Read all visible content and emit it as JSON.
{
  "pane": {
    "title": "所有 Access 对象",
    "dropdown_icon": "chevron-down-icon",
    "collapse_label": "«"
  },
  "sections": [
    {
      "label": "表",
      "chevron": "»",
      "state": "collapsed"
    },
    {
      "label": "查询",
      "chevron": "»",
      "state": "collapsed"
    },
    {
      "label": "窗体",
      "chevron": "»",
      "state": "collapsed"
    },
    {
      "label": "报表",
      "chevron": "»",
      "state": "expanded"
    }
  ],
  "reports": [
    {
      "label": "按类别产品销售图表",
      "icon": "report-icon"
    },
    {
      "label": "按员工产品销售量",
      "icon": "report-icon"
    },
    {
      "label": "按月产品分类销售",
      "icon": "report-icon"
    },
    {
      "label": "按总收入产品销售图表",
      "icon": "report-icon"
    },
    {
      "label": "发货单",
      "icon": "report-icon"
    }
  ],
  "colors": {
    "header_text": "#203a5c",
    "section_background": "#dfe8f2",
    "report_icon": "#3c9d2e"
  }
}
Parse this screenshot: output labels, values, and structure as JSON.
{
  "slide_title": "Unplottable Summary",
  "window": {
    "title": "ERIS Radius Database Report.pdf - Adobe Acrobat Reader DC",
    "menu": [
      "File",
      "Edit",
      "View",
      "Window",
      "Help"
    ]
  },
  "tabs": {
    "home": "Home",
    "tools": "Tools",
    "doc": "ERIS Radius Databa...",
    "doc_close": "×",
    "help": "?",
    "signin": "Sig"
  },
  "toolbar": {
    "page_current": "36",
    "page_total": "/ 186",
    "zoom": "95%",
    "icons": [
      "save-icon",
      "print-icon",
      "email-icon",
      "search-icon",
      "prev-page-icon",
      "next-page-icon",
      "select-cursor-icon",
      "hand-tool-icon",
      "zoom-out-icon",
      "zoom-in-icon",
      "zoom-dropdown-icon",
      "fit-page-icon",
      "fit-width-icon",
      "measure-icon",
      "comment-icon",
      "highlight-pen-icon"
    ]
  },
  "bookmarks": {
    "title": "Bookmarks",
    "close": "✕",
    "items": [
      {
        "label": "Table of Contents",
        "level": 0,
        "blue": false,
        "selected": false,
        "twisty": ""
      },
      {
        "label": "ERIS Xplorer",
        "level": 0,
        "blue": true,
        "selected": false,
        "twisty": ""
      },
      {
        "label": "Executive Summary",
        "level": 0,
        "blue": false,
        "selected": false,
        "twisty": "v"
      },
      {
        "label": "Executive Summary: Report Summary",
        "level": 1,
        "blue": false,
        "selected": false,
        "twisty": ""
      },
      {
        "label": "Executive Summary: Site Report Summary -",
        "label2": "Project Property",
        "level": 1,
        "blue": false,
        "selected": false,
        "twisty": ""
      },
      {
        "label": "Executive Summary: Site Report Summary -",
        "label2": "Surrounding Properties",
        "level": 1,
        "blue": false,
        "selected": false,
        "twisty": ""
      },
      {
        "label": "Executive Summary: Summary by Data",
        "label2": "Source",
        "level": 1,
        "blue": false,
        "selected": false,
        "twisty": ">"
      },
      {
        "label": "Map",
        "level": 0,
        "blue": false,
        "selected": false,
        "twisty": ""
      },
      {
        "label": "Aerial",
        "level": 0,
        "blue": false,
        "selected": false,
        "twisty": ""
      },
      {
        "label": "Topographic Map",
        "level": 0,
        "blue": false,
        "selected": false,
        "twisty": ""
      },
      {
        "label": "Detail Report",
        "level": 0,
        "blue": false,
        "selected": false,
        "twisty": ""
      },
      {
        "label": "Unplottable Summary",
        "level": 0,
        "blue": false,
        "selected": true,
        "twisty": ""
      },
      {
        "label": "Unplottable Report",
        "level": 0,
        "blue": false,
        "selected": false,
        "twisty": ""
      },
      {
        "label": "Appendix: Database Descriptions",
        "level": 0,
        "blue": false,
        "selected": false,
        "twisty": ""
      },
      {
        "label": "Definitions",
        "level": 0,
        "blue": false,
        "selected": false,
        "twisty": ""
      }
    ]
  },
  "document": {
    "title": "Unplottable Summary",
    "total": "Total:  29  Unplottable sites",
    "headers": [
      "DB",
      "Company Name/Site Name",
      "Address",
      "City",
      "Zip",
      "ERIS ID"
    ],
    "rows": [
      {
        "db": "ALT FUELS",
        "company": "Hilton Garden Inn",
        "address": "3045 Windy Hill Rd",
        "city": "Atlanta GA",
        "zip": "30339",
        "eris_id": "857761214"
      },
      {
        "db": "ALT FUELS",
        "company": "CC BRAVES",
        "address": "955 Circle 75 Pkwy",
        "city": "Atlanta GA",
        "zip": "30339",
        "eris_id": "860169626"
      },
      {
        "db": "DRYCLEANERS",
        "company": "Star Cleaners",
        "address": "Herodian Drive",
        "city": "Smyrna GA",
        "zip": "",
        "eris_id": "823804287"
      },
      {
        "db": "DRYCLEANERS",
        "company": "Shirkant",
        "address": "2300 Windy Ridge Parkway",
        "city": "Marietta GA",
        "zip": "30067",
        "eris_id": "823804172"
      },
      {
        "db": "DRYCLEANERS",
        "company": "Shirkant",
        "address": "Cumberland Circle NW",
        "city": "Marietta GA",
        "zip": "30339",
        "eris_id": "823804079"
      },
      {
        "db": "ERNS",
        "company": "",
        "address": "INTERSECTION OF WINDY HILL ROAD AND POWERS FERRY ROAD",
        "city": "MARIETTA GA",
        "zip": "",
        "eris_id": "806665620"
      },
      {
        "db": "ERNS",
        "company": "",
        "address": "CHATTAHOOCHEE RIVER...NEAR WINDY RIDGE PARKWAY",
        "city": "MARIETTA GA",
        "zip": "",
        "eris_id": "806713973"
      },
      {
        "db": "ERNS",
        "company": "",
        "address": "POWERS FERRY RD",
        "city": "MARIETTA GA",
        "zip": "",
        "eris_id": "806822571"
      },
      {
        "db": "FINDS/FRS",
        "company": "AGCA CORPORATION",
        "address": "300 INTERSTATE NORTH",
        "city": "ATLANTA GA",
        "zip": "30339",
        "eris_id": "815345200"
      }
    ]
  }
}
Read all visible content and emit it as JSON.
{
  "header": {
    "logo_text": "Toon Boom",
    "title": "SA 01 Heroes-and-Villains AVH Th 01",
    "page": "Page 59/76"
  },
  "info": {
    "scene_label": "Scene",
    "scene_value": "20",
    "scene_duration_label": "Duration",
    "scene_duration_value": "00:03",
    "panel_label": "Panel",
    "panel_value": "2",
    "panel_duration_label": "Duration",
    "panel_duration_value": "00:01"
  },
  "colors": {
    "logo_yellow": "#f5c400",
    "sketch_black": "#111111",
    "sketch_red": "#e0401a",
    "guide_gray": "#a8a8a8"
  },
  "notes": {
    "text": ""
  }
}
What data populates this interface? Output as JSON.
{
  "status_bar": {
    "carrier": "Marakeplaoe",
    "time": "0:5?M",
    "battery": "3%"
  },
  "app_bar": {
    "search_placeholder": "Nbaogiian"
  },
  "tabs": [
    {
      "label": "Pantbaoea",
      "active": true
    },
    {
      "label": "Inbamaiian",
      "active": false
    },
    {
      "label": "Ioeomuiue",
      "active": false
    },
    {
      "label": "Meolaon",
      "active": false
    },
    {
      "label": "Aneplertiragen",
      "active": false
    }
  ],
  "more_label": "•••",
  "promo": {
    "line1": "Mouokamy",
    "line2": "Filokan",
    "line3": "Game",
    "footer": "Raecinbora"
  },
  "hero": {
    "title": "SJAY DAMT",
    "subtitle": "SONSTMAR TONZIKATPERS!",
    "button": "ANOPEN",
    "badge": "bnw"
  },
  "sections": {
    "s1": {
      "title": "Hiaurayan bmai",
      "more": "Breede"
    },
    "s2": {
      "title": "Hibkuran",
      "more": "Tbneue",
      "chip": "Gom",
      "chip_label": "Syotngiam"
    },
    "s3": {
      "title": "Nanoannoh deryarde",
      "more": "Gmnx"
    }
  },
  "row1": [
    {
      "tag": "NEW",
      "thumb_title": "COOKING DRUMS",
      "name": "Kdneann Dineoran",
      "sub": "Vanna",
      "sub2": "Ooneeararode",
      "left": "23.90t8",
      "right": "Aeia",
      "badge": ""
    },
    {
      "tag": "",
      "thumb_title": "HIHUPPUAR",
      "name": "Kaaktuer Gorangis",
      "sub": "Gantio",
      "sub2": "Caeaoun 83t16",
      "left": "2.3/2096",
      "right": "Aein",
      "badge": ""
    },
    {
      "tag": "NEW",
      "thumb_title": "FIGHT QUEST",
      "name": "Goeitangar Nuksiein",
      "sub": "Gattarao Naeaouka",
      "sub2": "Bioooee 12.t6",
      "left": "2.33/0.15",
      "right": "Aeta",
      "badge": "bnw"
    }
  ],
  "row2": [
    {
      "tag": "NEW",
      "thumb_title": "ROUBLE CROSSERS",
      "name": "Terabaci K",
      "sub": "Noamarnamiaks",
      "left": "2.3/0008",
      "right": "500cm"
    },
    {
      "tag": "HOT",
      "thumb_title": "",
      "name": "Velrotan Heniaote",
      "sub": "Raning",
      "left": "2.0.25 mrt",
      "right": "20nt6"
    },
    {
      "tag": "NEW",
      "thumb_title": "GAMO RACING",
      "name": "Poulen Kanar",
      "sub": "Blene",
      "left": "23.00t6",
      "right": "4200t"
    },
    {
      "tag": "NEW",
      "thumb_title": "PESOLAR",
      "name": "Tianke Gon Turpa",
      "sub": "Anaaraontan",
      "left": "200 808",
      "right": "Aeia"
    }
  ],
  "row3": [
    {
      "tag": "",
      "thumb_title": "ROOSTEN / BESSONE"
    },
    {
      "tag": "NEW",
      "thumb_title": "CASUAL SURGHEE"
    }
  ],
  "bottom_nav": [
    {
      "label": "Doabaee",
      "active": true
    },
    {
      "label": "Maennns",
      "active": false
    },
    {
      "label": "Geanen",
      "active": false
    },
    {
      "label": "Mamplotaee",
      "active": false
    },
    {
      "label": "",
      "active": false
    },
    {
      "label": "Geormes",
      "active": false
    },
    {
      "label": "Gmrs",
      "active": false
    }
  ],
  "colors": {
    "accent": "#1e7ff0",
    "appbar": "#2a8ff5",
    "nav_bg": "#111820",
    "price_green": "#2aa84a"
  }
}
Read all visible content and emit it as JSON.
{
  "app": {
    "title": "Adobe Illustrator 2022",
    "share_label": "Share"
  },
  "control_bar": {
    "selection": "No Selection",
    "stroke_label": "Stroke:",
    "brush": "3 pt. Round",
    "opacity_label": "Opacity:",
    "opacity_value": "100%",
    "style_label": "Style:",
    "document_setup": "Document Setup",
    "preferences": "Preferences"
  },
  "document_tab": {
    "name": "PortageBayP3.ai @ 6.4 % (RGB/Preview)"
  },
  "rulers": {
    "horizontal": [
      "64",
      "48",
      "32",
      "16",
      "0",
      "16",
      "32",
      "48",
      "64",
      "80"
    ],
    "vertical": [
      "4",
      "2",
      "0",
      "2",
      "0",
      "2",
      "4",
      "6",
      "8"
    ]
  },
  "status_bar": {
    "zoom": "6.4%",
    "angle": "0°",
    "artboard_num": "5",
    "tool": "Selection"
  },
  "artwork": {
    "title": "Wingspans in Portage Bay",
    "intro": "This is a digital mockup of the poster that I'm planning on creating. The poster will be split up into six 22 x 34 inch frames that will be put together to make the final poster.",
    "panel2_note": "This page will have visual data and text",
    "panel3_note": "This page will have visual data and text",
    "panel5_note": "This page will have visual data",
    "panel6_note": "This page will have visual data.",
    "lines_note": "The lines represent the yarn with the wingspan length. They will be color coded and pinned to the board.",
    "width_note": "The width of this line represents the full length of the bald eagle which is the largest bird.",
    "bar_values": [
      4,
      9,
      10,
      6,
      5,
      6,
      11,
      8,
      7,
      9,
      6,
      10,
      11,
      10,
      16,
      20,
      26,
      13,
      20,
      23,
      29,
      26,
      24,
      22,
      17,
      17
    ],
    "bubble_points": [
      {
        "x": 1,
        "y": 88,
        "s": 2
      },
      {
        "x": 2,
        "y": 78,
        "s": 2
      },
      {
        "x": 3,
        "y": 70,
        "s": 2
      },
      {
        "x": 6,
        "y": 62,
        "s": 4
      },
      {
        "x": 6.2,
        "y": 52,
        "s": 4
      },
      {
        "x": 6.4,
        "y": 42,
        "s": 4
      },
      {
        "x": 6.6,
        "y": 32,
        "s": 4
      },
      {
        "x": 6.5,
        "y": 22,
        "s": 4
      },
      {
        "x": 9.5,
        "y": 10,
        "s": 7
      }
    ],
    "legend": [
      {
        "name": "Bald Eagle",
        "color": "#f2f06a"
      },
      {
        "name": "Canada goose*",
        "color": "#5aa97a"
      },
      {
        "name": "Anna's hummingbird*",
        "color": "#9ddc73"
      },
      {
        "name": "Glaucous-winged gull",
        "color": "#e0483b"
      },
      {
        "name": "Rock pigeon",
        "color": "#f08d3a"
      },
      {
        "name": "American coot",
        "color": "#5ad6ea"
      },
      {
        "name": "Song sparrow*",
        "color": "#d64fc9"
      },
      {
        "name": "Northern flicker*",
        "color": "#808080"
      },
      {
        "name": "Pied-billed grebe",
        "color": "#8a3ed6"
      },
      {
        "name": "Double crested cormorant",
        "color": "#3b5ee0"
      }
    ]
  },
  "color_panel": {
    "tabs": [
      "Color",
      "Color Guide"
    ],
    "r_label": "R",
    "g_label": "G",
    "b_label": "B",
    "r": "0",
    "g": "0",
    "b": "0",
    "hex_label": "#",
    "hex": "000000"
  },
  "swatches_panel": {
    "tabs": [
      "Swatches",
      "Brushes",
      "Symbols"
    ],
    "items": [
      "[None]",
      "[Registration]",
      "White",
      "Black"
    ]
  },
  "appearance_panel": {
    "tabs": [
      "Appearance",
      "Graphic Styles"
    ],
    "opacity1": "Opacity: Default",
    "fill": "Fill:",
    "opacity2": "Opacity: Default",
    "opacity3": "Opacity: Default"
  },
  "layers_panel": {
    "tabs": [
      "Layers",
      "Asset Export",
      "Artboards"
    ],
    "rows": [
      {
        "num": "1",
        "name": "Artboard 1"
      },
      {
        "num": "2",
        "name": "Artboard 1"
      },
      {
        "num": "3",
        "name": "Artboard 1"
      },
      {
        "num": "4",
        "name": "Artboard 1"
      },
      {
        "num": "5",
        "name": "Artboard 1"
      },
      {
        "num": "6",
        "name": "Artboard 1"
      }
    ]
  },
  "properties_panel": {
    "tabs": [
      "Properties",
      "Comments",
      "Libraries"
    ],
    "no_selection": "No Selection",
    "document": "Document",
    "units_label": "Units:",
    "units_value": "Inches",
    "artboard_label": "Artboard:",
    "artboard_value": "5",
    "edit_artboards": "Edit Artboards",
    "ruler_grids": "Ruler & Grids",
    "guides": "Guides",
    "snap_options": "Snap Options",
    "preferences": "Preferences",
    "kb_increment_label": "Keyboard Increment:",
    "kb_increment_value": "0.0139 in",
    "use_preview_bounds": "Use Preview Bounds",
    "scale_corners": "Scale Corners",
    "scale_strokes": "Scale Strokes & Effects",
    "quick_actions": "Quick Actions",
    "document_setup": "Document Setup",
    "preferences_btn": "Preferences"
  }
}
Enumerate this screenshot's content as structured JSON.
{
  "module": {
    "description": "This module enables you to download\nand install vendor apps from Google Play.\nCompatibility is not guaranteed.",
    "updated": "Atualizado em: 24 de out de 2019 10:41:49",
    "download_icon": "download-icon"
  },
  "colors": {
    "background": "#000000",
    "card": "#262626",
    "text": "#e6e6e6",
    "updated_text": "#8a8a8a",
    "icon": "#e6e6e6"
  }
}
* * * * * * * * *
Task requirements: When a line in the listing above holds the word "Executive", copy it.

Answer box:
        "label": "Executive Summary",
        "label": "Executive Summary: Report Summary",
        "label": "Executive Summary: Site Report Summary -",
        "label": "Executive Summary: Site Report Summary -",
        "label": "Executive Summary: Summary by Data",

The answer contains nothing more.